Source material —
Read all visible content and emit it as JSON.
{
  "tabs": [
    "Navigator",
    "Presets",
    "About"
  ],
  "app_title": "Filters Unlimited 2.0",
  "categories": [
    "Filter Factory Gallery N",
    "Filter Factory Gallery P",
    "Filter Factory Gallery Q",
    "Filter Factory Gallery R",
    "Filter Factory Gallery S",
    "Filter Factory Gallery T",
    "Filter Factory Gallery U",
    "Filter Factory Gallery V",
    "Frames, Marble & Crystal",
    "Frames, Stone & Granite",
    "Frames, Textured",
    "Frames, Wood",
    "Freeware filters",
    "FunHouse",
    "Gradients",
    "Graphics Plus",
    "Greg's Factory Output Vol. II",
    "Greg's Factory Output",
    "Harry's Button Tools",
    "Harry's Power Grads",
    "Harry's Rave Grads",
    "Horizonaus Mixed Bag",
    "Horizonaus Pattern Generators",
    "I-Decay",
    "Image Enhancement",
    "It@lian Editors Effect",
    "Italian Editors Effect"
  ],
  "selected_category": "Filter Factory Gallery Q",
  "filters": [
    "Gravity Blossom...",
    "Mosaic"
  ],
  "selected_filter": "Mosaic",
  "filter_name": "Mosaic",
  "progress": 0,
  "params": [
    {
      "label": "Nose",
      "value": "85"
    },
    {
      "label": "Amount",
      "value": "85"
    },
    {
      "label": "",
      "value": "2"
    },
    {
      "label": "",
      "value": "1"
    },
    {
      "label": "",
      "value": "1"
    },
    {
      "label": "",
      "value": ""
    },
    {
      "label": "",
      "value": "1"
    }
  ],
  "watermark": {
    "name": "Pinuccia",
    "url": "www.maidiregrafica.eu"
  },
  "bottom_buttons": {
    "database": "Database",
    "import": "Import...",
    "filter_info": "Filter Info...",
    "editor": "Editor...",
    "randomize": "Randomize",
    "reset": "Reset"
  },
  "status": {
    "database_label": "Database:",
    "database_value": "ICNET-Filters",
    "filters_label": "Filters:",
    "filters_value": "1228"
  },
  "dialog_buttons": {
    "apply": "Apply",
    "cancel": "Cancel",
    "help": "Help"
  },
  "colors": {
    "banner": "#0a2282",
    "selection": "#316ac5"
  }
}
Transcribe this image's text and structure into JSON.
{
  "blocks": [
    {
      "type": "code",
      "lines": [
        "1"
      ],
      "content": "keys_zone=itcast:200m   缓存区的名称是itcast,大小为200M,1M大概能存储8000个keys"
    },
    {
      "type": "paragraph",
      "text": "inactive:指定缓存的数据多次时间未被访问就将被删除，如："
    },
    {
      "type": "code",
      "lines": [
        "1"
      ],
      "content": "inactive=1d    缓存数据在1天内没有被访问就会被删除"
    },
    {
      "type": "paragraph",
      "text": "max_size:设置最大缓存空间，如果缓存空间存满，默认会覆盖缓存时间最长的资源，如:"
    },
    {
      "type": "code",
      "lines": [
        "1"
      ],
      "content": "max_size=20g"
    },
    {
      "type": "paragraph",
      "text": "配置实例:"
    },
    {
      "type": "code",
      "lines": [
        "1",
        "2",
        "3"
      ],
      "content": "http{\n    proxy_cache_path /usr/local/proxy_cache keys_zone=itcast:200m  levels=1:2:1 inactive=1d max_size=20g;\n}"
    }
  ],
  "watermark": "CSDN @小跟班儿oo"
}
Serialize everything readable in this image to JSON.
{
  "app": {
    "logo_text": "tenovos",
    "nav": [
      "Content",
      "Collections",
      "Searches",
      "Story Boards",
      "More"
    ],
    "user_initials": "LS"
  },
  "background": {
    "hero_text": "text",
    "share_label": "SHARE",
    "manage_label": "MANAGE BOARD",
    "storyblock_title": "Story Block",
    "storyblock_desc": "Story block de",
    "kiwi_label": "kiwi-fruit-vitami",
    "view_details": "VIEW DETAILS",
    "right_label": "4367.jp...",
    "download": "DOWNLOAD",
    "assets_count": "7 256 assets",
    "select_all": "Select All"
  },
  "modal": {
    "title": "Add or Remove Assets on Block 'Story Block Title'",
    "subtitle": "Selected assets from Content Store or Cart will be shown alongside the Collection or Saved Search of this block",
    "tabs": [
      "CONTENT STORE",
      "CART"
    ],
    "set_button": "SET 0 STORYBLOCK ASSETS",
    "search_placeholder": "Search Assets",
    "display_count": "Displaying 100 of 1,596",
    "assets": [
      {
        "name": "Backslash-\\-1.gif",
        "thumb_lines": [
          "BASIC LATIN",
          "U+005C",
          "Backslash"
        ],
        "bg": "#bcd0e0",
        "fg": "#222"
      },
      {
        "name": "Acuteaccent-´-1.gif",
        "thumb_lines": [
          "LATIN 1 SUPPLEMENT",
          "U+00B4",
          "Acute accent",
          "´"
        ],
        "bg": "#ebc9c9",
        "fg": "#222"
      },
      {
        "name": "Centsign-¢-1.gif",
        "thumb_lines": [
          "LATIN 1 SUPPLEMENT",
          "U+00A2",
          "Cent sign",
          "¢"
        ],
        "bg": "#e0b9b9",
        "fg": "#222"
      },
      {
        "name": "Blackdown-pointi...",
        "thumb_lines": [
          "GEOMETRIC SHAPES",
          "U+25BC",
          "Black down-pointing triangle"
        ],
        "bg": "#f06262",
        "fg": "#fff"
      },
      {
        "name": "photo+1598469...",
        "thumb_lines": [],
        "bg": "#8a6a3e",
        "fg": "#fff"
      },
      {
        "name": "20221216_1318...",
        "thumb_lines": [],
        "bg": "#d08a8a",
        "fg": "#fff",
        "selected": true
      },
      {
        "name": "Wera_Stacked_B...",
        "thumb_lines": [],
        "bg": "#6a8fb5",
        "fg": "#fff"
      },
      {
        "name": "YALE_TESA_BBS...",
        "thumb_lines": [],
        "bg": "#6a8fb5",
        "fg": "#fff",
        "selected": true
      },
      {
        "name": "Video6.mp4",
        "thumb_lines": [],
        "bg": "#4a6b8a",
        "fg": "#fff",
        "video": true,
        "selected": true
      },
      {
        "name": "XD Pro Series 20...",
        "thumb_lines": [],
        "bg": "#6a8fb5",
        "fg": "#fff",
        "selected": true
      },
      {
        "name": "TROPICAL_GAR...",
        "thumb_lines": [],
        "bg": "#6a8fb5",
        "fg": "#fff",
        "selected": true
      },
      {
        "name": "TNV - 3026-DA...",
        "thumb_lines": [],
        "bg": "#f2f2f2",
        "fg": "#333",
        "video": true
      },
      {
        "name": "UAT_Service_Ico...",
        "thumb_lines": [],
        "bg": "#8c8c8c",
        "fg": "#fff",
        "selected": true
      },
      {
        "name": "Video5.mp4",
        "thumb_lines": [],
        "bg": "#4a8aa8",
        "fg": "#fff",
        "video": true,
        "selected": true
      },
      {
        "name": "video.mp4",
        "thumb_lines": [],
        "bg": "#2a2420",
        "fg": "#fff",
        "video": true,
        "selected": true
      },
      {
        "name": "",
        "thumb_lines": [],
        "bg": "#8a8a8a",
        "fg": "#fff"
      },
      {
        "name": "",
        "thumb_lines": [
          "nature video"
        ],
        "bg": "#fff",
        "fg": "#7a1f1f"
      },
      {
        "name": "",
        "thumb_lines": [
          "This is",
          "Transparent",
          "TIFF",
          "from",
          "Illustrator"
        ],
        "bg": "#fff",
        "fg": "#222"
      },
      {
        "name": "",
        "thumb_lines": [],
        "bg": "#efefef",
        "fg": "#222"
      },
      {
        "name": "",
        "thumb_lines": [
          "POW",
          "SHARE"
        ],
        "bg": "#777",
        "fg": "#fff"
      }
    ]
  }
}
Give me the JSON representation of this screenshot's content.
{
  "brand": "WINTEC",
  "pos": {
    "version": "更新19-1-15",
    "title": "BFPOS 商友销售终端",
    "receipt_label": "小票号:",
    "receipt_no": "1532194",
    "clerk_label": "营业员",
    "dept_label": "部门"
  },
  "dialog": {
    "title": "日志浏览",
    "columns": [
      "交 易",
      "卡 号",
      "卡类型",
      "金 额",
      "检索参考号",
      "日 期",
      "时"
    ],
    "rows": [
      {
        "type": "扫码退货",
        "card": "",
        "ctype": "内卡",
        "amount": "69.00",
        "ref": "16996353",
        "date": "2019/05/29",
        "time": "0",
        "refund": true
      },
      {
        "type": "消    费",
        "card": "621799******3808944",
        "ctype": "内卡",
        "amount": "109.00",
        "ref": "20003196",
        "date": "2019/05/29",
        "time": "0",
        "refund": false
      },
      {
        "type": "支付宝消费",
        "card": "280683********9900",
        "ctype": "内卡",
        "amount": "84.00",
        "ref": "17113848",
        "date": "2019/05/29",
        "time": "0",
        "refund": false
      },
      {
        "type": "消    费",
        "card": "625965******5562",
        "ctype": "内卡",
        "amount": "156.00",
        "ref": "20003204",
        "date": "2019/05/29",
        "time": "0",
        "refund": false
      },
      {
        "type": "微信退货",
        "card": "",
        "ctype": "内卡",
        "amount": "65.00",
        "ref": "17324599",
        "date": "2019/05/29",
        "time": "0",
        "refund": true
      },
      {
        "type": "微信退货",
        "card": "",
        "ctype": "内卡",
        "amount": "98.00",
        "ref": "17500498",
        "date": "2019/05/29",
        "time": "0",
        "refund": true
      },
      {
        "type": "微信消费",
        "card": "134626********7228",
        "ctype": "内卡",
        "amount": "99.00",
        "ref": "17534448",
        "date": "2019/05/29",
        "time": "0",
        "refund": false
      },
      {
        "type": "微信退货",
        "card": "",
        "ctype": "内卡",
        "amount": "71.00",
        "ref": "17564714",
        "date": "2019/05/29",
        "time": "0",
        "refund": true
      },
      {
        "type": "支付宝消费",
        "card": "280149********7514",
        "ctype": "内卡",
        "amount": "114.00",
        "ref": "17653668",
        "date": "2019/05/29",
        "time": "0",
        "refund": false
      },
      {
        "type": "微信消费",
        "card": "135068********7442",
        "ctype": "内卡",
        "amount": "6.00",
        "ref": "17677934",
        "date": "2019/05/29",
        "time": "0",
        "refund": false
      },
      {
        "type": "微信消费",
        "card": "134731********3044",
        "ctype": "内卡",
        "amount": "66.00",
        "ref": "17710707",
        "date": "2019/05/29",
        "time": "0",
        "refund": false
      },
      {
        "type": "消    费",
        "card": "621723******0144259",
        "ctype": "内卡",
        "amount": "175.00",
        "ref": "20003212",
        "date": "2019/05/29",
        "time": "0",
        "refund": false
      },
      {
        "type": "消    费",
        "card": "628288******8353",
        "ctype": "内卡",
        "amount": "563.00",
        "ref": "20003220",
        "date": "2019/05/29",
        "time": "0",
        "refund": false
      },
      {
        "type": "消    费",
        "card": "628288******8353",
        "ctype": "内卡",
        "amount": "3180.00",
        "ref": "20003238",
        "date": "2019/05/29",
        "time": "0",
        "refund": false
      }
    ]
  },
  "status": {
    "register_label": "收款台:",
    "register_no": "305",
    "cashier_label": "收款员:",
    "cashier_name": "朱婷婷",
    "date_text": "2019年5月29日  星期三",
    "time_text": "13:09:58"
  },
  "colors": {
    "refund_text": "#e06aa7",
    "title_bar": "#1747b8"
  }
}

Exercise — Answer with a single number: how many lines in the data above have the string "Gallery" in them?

Written solution — 9